The last week with the final exams was very intense (study sessions until 5 a.m., every day), but that was not so bad because you didn’t have to suffer alone. I lived in the Resident Halls and can only say positive things about it. Even if you share a room with one person, the rooms are big enough, on every second floor there is a study lounge, in every building a main lounge with TV, table tennis and pool table and there are organized excursions and a small fitness room. The accommodation is not particularly cheap, especially because you pay for full board. The food in Crossroads (the cafeteria, so to speak) is all you can eat and quite extensive and varied, at the beginning, after 2.3 weeks it gets pretty boring, But you can also get food in other cafes on campus, I think you have 600 dollars that you can spend in 6 weeks – clearly too much if you want to eat somewhere else every now and then, so that in the end all yours Hit meal points for useless stuff on the head. From all I’ve heard, the Resident Halls are better than the International House in terms of both rooms and food. No matter where, you get to know people very quickly in Berkeley because almost everyone is new and mostly only there for the summer. The atmosphere in the city is great. Close by is a large park and swimming lake and a botanical garden. There are a few concerts, nice (fast food) restaurants (Yoghurtland, Ici, Chez Panisse, La Strada ..) and bars and one or two clubs that all the students flock to. You can also get into the club under 21. As almost everywhere in the States, it is at 2 o’clock but the parties are over everywhere, including the parties from the connecting houses and all bars close. The fitness center is quite large and for 10 dollars you can use all equipment, swimming pool, squash, tennis, badminton and attend a number of courses. You can take the bus for free (even as far as San Francisco, which takes about 30.40 minutes). On the weekends you can also make many trips to Santa Cruz, Yosemite National Park, wine-growing areas, etc. Use badminton and attend a number of courses. You can take the bus for free (even as far as San Francisco, which takes about 30.40 minutes). On the weekends you can also make many trips to Santa Cruz, Yosemite National Park, wine-growing areas, etc. Use badminton and attend a number of courses. You can take the bus for free (even as far as San Francisco, which takes about 30.40 minutes). On the weekends you can also make many trips to Santa Cruz, Yosemite National Park, wine-growing areas, etc.

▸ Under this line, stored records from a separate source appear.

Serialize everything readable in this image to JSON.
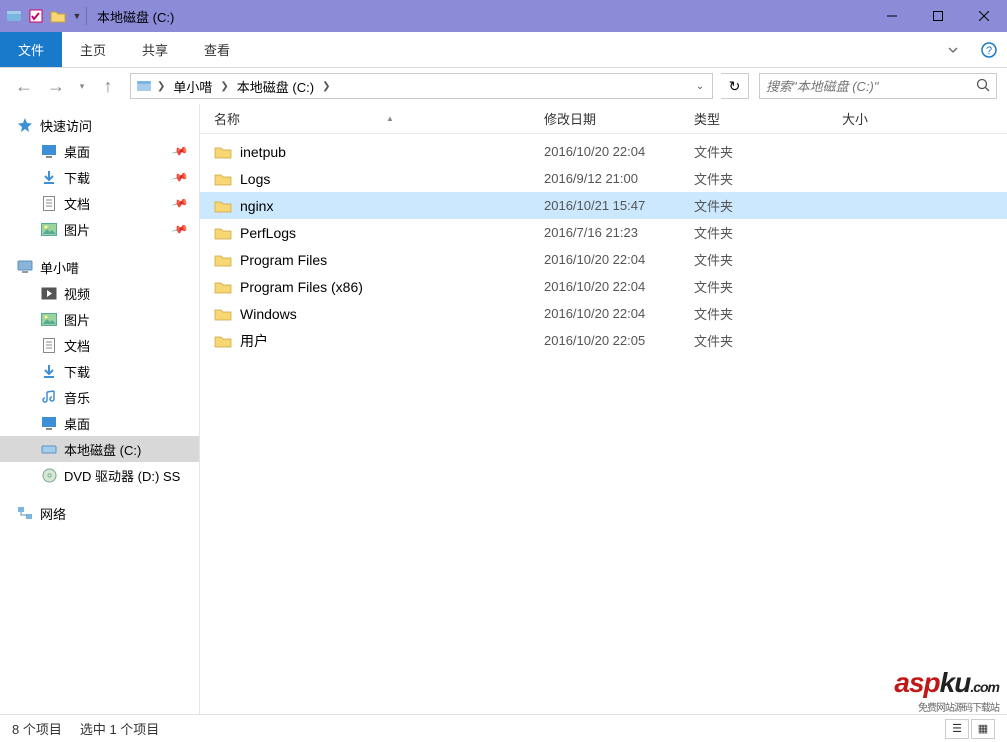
{
  "window": {
    "title": "本地磁盘 (C:)"
  },
  "ribbon": {
    "file": "文件",
    "home": "主页",
    "share": "共享",
    "view": "查看"
  },
  "breadcrumb": {
    "pc": "单小唶",
    "drive": "本地磁盘 (C:)"
  },
  "search": {
    "placeholder": "搜索\"本地磁盘 (C:)\""
  },
  "columns": {
    "name": "名称",
    "date": "修改日期",
    "type": "类型",
    "size": "大小"
  },
  "sidebar": {
    "quick": "快速访问",
    "quick_items": [
      "桌面",
      "下载",
      "文档",
      "图片"
    ],
    "pc": "单小唶",
    "pc_items": [
      "视频",
      "图片",
      "文档",
      "下载",
      "音乐",
      "桌面",
      "本地磁盘 (C:)",
      "DVD 驱动器 (D:) SS"
    ],
    "network": "网络"
  },
  "files": [
    {
      "name": "inetpub",
      "date": "2016/10/20 22:04",
      "type": "文件夹",
      "selected": false
    },
    {
      "name": "Logs",
      "date": "2016/9/12 21:00",
      "type": "文件夹",
      "selected": false
    },
    {
      "name": "nginx",
      "date": "2016/10/21 15:47",
      "type": "文件夹",
      "selected": true
    },
    {
      "name": "PerfLogs",
      "date": "2016/7/16 21:23",
      "type": "文件夹",
      "selected": false
    },
    {
      "name": "Program Files",
      "date": "2016/10/20 22:04",
      "type": "文件夹",
      "selected": false
    },
    {
      "name": "Program Files (x86)",
      "date": "2016/10/20 22:04",
      "type": "文件夹",
      "selected": false
    },
    {
      "name": "Windows",
      "date": "2016/10/20 22:04",
      "type": "文件夹",
      "selected": false
    },
    {
      "name": "用户",
      "date": "2016/10/20 22:05",
      "type": "文件夹",
      "selected": false
    }
  ],
  "status": {
    "count": "8 个项目",
    "selected": "选中 1 个项目"
  },
  "watermark": {
    "red": "asp",
    "black": "ku",
    "dom": ".com",
    "sub": "免费网站源码下载站"
  }
}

I would not book anything in advance, but find people there spontaneously and take part in organized tours or rent a car (at Hertz with student discount). Many people go to San Francisco in the afternoon or over the weekend (definitely partying on Mission Street, strolling through the hippie district of Haight Ashbury, checking out Pier 39, driving the cable car, etc.) There is also a good art museum and film archive in Berkeley. The campus is great, with lots of meadows and cafes to chill out and lots of libraries with beautiful reading rooms, PCs, etc. In the Resident Halls, you can also use and print the PCs free of charge.

At the beginning there is a compulsory meeting in the International House, where all paperwork is done. Otherwise everything is super easy, you organize your student ID and can switch back and forth between courses in the first week (at least officially, but to be on the safe side you should always check with the professors to see how long you can switch to a course). In the I-House you can reach someone at any time to clarify problems with visas, grades etc.
6 weeks was a good time, I would definitely not do less, rather more, e.g. 10 weeks! Berkeley is just awesome!

UC Berkeley School of Information